Hermetic Word Frequency Counter Advanced Version Zipf's Law

# Use of this Program to Illustrate Zipf's Law

Zipf's Law is a statement based on observation rather than theory. It is often true of a collection of instances of classes, e.g., occurrences of words in a document. It says that the frequency of occurrence of an instance of a class is roughly inversely proportional to the rank of that class in the frequency list.

More exactly, suppose a word occurs f times and that in the list of word frequencies it has a certain rank, r. Then if Zipf's Law holds we have (for all words) f = a/rb where a and b are constants and b is close to 1.

Taking the logarithm of each side of the equation we obtain log(f) = log(a) - b*log(r). (The log function can be to any base, such as e or 10.) Thus if Zipf's law holds of a particular collection then if we graph log(f) against log(r) the graph will be a straight line with slope close to -1.

A consequence is that (if b = 1) a word of rank k occurs 1/kth as often as the most-frequently-occurring word. We see this from: f(k)/f(1) = (a/k)/(a/1) = 1/k. And for every k occurrences of a word of rank j there are approximately j occurrences of a word of rank k.
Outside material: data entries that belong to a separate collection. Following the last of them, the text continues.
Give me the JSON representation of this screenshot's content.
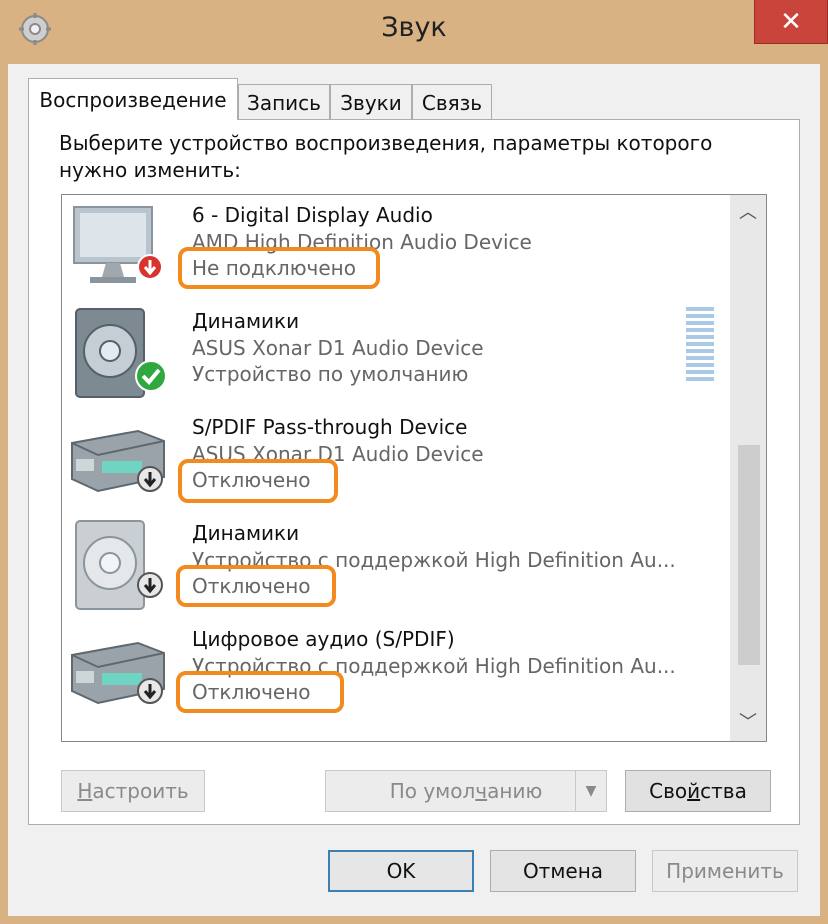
{
  "window": {
    "title": "Звук",
    "close_label": "✕"
  },
  "tabs": [
    {
      "label": "Воспроизведение",
      "active": true
    },
    {
      "label": "Запись",
      "active": false
    },
    {
      "label": "Звуки",
      "active": false
    },
    {
      "label": "Связь",
      "active": false
    }
  ],
  "instruction": "Выберите устройство воспроизведения, параметры которого нужно изменить:",
  "devices": [
    {
      "name": "6 - Digital Display Audio",
      "description": "AMD High Definition Audio Device",
      "status": "Не подключено",
      "icon": "monitor-icon",
      "badge": "red-down-arrow-icon"
    },
    {
      "name": "Динамики",
      "description": "ASUS Xonar D1 Audio Device",
      "status": "Устройство по умолчанию",
      "icon": "speaker-icon",
      "badge": "green-check-icon"
    },
    {
      "name": "S/PDIF Pass-through Device",
      "description": "ASUS Xonar D1 Audio Device",
      "status": "Отключено",
      "icon": "receiver-icon",
      "badge": "gray-down-arrow-icon"
    },
    {
      "name": "Динамики",
      "description": "Устройство с поддержкой High Definition Au...",
      "status": "Отключено",
      "icon": "speaker-icon",
      "badge": "gray-down-arrow-icon"
    },
    {
      "name": "Цифровое аудио (S/PDIF)",
      "description": "Устройство с поддержкой High Definition Au...",
      "status": "Отключено",
      "icon": "receiver-icon",
      "badge": "gray-down-arrow-icon"
    }
  ],
  "buttons": {
    "configure": {
      "prefix": "",
      "hotkey": "Н",
      "rest": "астроить"
    },
    "set_default": {
      "prefix": "По умол",
      "hotkey": "ч",
      "rest": "анию"
    },
    "properties": {
      "prefix": "Сво",
      "hotkey": "й",
      "rest": "ства"
    },
    "ok": "OK",
    "cancel": "Отмена",
    "apply": "Применить"
  },
  "colors": {
    "highlight": "#f28a1d",
    "close": "#c9443a",
    "frame": "#d8b283"
  }
}
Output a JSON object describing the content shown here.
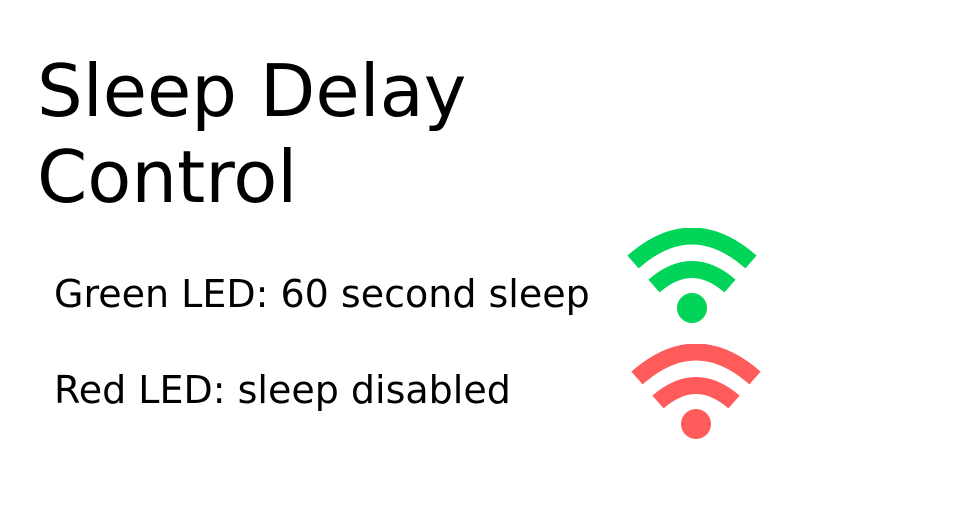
{
  "title": "Sleep Delay Control",
  "items": [
    {
      "label": "Green LED: 60 second sleep",
      "icon": "wifi-icon",
      "color": "#00d55a"
    },
    {
      "label": "Red LED: sleep disabled",
      "icon": "wifi-icon",
      "color": "#ff5b5b"
    }
  ]
}
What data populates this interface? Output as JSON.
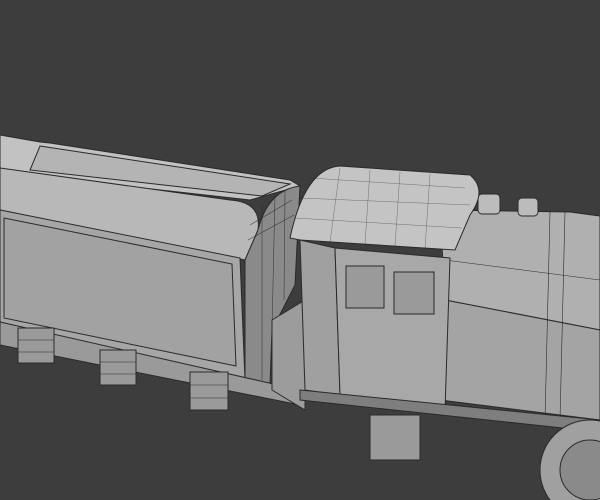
{
  "viewport": {
    "background_color": "#3d3d3d",
    "model_face_color": "#a8a8a8",
    "model_light_color": "#c4c4c4",
    "model_shadow_color": "#7a7a7a",
    "wire_color": "#2a2a2a"
  }
}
Since the Advanced Version (but not the basic version) will output a table of frequencies and ranks, it can be used (with the help of a spreadsheet such as Excel) to illustrate Zipf's Law, and to test particular collections of words as to how closely Zipf's law is true of them. Two examples will now be given.

Start the program and in the 'Settings' window click on 'Restore defaults', then check/uncheck the checkboxes as shown at left. If a common words file is specified then clear the file name (this is so that the common words, such as 'of' and 'in' will be counted). Select 'by frequency' for word order, and 'Zipf data' for display format. If the software has been activated then specify an output file, say output.txt. (In the trial version the results will be available only in the text window.)

Select 'Single file' as the source of the text, and as the input file specify any text file consisting of natural language. In the first example we use the file oil_bourse.txt (15,374 bytes), which can be downloaded from this site as oil_bourse.zip. Click on 'Count words/phrases' then on 'Count all words'. At the end of the operation the Zipf data will have been written to output.txt and the screen will look like this:

The L10(R) and L10(F) values are the logarithm (to the base 10) of the rank values and the frequency values respectively. The 615 "ignored" words are those that occur only once.

We now wish to plot the log values, which can be done in Excel. Open the output file output.txt in Excel (remember that it is a text file, not an .xls file). Select 'Delimited' and click on 'Next'; check 'Tab' and click on 'Next'; click 'Finish'. Highlight the two columns of log values, beginning with the data from the cells immediately below L10(R) and L10(F). Then click on the icon for the Chart Wizard, select 'XY (Scatter)', with data points connected by lines. After adding a title and labeling the two axes of the graph we eventually obtain the following:

Clearly the log-log plot is roughly linear, confirming a Zipf distribution, although the slope is -0.8143, a little larger than the Zipfian ideal of -1.

For the second example we use the file metahistory.txt (272,196 bytes), which can be downloaded from this site as metahistory.zip. At the end of the operation (it takes about 12 seconds) the Zipf data will have been written to output.txt and the screen will look like this:

Repeating the procedure described above we arrive at this graph:

Here the linear fit is closer, and the slope, -0.9853, is much closer to -1, presumably because (assuming that natural language text does indeed tend to obey Zipf's law) the number of words, and the number of occurrences of words, in the second example are an order of magnitude larger than those in the first example, so there is less scope for random fluctuation from the ideal case.

In contrast, a 2 MB file containing over 100,000 words randomly generated, although it produced a linear fit, did so with a slope of about -0.3, far from the Zipfian -1.